SOURCE: Huffington Post

New MobileMe phishing scam attempts to relieve users of login data

January 11, 2012  |  Blog  |  Share
New MobileMe phishing scam attempts to relieve users of login data

While most treat the holidays as a time for goodwill toward all, scammers don’t really seem to have gotten the message. Their latest tactic: a phishing scheme aimed at MobileMe users.

First reported by The Mac Observer, the scam consists of a faked email, ostensibly from Apple’s MobileMe team. It warns that a virus has been found within the user’s iDisk; to keep the virus from spreading, users are instructed to reply to the email with their user name and password. (You can see the full text of the email on The Mac Observer’s website.) Other variations of the email—one supposedly from ISP Frontier Communications—are also floating around.

It’s important that if you receive this—or any other questionable-looking email—you don’t reply to it; if you already received and replied to such a message, you should change your password immediately. Even if your MobileMe account is not be directly linked to your iTunes Store account, you may use the same password combination—and as bad as it might be for a scammer to get into your mail and calendars, if they get ahold of your Apple ID, they’ll have access to your credit card information, purchase history, and more. (You can change your password for your MobileMe account or Apple ID by visiting iforgot.apple.com.)

As a general rule, even if an email looks legitimate, you should never reply with sensitive information or visit a linked website directly through a message; if there’s an actual issue, you’ll likely be able to find it by manually typing the vendor’s URL into your Web browser. (Mac 911 columnist Ted Landau has a few more good tips on keeping yourself safe from scams online.)
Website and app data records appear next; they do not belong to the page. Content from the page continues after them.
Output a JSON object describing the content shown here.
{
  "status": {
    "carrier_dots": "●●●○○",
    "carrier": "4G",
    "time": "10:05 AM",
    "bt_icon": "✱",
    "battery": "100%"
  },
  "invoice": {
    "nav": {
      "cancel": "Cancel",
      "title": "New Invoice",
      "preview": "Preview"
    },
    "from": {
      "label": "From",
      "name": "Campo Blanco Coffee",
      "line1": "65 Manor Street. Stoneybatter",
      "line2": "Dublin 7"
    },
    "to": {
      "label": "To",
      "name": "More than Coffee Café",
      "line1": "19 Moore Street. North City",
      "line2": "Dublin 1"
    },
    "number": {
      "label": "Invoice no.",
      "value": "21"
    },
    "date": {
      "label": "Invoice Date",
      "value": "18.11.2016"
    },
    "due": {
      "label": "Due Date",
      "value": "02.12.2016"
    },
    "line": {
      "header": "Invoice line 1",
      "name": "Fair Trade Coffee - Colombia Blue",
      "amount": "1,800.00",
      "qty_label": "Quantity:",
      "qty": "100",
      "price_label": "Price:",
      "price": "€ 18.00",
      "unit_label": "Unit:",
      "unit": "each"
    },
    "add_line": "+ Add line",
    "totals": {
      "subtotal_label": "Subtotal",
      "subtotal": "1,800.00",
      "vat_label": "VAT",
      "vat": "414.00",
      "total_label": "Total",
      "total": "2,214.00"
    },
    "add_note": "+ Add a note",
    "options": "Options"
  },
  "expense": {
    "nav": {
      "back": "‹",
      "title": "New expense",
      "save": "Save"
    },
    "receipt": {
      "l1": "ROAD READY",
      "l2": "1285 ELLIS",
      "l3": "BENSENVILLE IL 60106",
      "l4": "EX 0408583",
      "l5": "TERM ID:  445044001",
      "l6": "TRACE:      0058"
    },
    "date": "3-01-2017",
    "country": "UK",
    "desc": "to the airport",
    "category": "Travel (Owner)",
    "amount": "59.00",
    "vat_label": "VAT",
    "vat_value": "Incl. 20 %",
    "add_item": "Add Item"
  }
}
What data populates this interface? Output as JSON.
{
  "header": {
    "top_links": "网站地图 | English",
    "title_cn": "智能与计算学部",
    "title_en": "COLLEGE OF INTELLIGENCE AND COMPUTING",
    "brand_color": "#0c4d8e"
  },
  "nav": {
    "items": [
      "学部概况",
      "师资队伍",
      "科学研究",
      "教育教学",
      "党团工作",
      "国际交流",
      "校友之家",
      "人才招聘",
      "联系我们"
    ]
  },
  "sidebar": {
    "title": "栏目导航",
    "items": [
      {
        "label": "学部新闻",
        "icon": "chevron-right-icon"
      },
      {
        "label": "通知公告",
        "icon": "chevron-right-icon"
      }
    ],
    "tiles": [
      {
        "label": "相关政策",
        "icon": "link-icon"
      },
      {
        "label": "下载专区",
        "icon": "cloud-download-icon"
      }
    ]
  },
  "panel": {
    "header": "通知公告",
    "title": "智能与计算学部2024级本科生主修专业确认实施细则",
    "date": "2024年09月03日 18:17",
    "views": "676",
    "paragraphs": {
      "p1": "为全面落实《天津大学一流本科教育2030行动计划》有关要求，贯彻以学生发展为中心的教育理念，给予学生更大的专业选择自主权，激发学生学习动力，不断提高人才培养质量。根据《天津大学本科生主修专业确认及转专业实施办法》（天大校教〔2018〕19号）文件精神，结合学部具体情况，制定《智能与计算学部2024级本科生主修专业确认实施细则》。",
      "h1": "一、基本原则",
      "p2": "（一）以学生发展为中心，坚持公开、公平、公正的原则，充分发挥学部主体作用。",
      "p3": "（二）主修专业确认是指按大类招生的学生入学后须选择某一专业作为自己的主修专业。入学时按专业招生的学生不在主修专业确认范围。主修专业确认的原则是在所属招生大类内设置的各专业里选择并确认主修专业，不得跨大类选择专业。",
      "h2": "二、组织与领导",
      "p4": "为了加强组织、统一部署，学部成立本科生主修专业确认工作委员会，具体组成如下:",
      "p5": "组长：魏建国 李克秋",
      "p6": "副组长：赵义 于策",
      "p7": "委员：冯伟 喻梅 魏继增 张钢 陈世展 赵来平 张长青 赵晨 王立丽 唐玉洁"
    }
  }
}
SOURCE: Macworld.com

From TED Talks: Beware Online Filters

January 8, 2012  |  Blog  |  Share
From TED Talks: Beware Online Filters

An speech by Eli Pariser called ‘Beware Online ‘Filter Bubbles’.  Algorithmic filters are driving our search (information) on internet and give us information what we want to hear and which is comfortable to us. We are not getting the wider perspective of the information or in short the complete information.